AT: This is a really important issue, because the left derives its strength from society.
The dire situation in Greece brought about the opportunity for Syriza to create change. Our efforts will gain momentum when we form our government. We realise there will be many challenges, and the real work will begin once we've been elected. We're not just fighting for change in Greece – ours is a struggle for political change across Europe, a struggle against the current system that allows speculators and the world of capital to hold people hostage. We believe politics and economics should be centred around people's needs, decent work, a thriving welfare state, environmental protections, democracy.
The left's success in Greece could create new opportunities across Europe. The left stands together with the various grassroots movements, and all people – be it in the North or the South – who realise that our common future depends on a democratic and social Europe. We've received, and continue to receive, so many messages of solidarity and peace from across the globe. Solidarity isn't something that's simply an emotional boost – it's also an important factor in the social and political struggle to change things in other countries.
To give you an example from the European elections – our comrades in Italy chose to name their party L'Altra Europa con Tsipras. It's not the name that's significant actually but the message that the party wanted to convey. They explained that they, too, wanted to ‘feel Greek,’ to create momentum for change in Italy, similar to what was happening in Greece. And that boosted momentum for all of us. We both reached the goals we had set out for our respective countries, while sending messages of unity and solidarity.
I truly can't express just how we felt upon seeing the word, ‘Syriza’ on the walls in Taksim Square during the uprising in Istanbul. We very much rely on the help and support of the left, progressive parties, social movements – of all those who are involved. If we are in fact elected, our government will have the task of putting new policies on the European agenda. To this end, public support from across the European Union, putting pressure on governments, strengthening movements that call for progressive changes, will be our biggest ‘allies.’

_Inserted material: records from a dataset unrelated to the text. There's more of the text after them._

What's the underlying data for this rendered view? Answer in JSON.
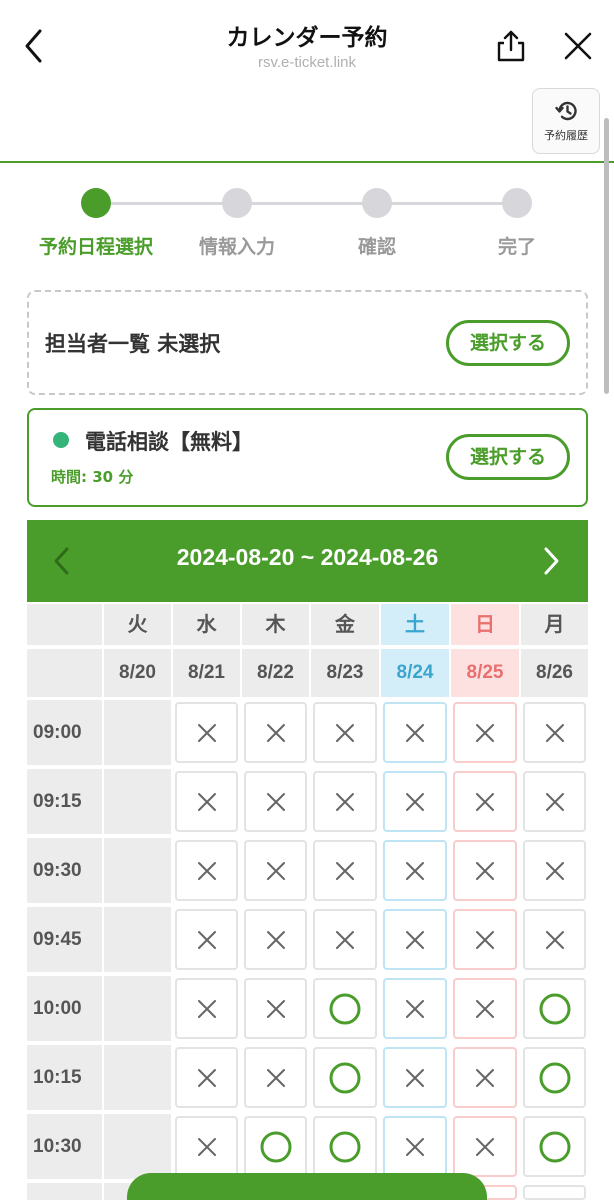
{
  "header": {
    "title": "カレンダー予約",
    "url": "rsv.e-ticket.link"
  },
  "history_button": {
    "label": "予約履歴",
    "icon": "history-icon"
  },
  "stepper": {
    "steps": [
      {
        "label": "予約日程選択",
        "active": true
      },
      {
        "label": "情報入力",
        "active": false
      },
      {
        "label": "確認",
        "active": false
      },
      {
        "label": "完了",
        "active": false
      }
    ]
  },
  "staff": {
    "text": "担当者一覧 未選択",
    "button_label": "選択する"
  },
  "service": {
    "name": "電話相談【無料】",
    "duration": "時間: 30 分",
    "button_label": "選択する"
  },
  "calendar": {
    "range": "2024-08-20 ~ 2024-08-26",
    "days": [
      {
        "weekday": "火",
        "date": "8/20",
        "type": ""
      },
      {
        "weekday": "水",
        "date": "8/21",
        "type": ""
      },
      {
        "weekday": "木",
        "date": "8/22",
        "type": ""
      },
      {
        "weekday": "金",
        "date": "8/23",
        "type": ""
      },
      {
        "weekday": "土",
        "date": "8/24",
        "type": "sat"
      },
      {
        "weekday": "日",
        "date": "8/25",
        "type": "sun"
      },
      {
        "weekday": "月",
        "date": "8/26",
        "type": ""
      }
    ],
    "slots": [
      {
        "time": "09:00",
        "status": [
          "",
          "x",
          "x",
          "x",
          "x",
          "x",
          "x"
        ]
      },
      {
        "time": "09:15",
        "status": [
          "",
          "x",
          "x",
          "x",
          "x",
          "x",
          "x"
        ]
      },
      {
        "time": "09:30",
        "status": [
          "",
          "x",
          "x",
          "x",
          "x",
          "x",
          "x"
        ]
      },
      {
        "time": "09:45",
        "status": [
          "",
          "x",
          "x",
          "x",
          "x",
          "x",
          "x"
        ]
      },
      {
        "time": "10:00",
        "status": [
          "",
          "x",
          "x",
          "o",
          "x",
          "x",
          "o"
        ]
      },
      {
        "time": "10:15",
        "status": [
          "",
          "x",
          "x",
          "o",
          "x",
          "x",
          "o"
        ]
      },
      {
        "time": "10:30",
        "status": [
          "",
          "x",
          "o",
          "o",
          "x",
          "x",
          "o"
        ]
      }
    ]
  },
  "colors": {
    "accent": "#4a9d2a",
    "saturday": "#3aa6cf",
    "sunday": "#ea6f6f",
    "service_dot": "#34b47a"
  }
}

We don't think of ourselves as existing in a separate sphere – we're a part of the European left, and together with all the parties of the left, we face a common struggle. We're interested in the success of all these parties; our joint successes will be the only way to achieve the results we hope for, both in the medium and long term. Each step taken forward, each small or big victory, in Europe and beyond, is important because our struggles are shared.
A win for Syriza, and the formation of a left government in Greece, will be a first major step for all of us. The assistance and support from other countries will be critical; it will be a message of hope to the Greek people, fortifying people's resolve and determination to take matters into their hands.
In today's highly connected world, every initiative, every show of solidarity, every poster, every message of support that reaches our country from abroad, gives us energy to forge ahead and work toward our goals. The left is here to create change, to foster new social partnerships, to stand up to ‘business as usual.’ And we will do so, with integrity, with a new approach to international relations, with unity and action across the board. •